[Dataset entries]
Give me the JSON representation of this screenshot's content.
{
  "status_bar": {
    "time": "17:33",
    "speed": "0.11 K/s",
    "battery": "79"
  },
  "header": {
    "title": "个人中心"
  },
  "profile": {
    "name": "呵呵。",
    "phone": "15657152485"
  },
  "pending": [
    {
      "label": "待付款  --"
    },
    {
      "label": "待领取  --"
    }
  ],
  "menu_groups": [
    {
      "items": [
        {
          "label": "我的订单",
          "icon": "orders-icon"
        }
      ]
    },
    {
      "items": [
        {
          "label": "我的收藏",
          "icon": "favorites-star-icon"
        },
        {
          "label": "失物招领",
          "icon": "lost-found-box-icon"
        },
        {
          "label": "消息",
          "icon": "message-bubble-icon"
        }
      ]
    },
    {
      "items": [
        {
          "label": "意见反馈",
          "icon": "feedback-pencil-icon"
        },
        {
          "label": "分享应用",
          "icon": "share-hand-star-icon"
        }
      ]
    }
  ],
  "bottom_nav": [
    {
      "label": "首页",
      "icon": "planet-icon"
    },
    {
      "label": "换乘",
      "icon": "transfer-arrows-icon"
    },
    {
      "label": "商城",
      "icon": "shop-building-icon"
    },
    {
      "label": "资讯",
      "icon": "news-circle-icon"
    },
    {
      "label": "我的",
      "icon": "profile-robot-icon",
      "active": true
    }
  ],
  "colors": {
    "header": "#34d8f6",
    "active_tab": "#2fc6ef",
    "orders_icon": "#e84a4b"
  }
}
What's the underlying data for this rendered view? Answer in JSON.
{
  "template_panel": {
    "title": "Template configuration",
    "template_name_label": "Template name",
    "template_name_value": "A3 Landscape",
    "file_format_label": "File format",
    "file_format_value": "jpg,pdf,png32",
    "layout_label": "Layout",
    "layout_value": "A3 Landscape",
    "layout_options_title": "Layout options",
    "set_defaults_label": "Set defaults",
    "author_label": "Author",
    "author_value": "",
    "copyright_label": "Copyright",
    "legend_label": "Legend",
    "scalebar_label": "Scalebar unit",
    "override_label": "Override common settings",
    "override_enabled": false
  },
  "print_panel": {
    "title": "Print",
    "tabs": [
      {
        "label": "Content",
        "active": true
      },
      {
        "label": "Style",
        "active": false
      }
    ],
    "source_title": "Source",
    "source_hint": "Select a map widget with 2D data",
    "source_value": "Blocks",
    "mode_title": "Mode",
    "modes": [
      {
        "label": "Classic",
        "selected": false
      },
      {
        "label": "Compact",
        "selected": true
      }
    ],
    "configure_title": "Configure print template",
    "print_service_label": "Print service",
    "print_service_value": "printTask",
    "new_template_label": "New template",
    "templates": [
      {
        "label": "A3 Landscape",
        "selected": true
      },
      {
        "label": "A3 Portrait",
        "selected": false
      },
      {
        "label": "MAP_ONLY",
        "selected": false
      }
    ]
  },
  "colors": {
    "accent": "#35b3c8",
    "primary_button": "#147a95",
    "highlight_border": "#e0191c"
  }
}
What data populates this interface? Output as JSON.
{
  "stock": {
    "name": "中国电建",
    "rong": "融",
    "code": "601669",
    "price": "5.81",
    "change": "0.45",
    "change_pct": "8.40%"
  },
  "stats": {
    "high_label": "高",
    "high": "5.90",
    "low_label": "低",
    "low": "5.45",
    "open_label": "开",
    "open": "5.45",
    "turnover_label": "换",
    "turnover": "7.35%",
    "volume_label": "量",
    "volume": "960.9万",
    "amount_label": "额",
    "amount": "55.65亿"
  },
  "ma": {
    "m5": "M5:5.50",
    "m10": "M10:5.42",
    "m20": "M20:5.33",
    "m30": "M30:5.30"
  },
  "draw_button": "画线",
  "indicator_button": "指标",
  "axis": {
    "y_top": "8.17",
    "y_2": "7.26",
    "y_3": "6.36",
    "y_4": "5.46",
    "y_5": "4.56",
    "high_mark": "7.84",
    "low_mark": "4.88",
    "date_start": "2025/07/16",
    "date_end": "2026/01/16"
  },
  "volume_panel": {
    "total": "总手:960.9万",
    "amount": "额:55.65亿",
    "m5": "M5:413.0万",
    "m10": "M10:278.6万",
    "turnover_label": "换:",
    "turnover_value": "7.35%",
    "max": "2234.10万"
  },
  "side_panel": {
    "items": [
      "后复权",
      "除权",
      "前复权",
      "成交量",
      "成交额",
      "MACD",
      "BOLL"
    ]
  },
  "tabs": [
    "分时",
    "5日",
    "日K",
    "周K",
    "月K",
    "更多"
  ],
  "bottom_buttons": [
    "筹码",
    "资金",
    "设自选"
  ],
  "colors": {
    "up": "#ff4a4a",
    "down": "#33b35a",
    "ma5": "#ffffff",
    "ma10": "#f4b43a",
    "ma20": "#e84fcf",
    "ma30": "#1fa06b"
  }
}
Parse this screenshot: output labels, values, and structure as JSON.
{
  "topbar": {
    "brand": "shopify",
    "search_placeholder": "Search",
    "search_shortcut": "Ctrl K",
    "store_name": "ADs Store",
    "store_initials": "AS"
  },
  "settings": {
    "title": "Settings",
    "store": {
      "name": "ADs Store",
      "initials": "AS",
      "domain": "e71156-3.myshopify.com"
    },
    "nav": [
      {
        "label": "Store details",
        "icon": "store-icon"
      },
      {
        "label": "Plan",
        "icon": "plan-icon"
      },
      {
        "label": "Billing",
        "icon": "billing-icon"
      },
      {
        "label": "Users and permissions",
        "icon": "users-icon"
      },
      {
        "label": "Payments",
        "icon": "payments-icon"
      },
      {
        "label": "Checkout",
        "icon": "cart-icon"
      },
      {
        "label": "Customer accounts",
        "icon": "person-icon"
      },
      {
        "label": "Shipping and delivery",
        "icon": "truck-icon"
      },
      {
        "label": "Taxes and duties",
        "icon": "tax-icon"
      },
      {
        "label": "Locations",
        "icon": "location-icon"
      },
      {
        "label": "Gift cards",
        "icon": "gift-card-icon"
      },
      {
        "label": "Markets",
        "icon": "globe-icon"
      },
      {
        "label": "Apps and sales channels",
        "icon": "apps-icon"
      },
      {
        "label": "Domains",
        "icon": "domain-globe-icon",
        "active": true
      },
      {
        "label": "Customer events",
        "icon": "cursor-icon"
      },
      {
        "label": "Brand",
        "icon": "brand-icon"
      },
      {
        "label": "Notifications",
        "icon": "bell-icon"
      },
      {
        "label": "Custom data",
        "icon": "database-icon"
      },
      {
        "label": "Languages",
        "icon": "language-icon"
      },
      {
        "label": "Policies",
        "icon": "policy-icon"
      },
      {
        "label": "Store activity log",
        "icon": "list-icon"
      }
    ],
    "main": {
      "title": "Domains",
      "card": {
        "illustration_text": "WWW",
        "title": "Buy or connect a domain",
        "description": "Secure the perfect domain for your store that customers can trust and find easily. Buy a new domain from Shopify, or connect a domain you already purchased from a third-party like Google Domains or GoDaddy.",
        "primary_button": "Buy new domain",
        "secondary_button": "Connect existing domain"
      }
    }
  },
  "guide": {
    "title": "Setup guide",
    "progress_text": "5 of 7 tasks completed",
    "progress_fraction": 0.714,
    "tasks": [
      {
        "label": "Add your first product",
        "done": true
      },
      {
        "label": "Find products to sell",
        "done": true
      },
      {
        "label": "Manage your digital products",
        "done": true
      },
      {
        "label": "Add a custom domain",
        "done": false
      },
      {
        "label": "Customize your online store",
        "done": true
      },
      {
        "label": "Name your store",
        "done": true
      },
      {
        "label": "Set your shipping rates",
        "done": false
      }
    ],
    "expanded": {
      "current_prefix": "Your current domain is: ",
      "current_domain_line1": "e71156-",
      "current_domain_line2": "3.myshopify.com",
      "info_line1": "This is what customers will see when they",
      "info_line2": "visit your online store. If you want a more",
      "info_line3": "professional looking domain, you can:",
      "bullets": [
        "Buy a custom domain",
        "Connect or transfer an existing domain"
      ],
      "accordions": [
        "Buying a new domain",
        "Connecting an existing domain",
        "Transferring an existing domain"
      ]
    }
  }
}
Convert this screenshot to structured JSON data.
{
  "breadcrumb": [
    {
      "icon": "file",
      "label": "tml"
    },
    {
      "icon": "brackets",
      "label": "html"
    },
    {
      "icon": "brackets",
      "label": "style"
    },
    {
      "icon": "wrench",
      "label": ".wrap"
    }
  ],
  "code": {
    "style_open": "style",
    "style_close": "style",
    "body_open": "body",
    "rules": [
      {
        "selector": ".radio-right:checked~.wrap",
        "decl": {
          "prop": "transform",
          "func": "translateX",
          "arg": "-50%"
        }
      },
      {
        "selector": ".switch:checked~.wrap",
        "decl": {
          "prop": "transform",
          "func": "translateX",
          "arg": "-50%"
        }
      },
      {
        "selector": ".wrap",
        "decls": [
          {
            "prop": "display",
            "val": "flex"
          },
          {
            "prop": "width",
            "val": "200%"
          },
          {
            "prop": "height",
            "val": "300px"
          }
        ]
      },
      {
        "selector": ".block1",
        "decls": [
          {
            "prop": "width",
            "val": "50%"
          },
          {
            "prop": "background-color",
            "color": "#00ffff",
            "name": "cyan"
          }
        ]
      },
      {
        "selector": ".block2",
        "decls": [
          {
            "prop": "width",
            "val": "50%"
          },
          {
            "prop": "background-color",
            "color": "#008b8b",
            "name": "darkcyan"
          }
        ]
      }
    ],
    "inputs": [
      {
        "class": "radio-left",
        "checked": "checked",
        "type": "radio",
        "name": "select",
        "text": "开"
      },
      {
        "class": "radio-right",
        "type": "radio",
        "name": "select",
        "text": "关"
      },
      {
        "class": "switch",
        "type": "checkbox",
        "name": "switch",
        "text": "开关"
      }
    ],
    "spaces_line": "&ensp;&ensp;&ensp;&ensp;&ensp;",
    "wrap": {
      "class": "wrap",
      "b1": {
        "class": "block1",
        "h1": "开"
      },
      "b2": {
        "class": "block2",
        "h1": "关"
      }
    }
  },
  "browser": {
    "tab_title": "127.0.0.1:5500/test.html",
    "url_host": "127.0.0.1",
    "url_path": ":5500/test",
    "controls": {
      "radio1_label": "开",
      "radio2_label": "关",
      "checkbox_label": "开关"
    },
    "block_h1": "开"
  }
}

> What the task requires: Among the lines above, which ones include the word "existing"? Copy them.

> Problem solution:
        "secondary_button": "Connect existing domain"
        "Connect or transfer an existing domain"
        "Connecting an existing domain",
        "Transferring an existing domain"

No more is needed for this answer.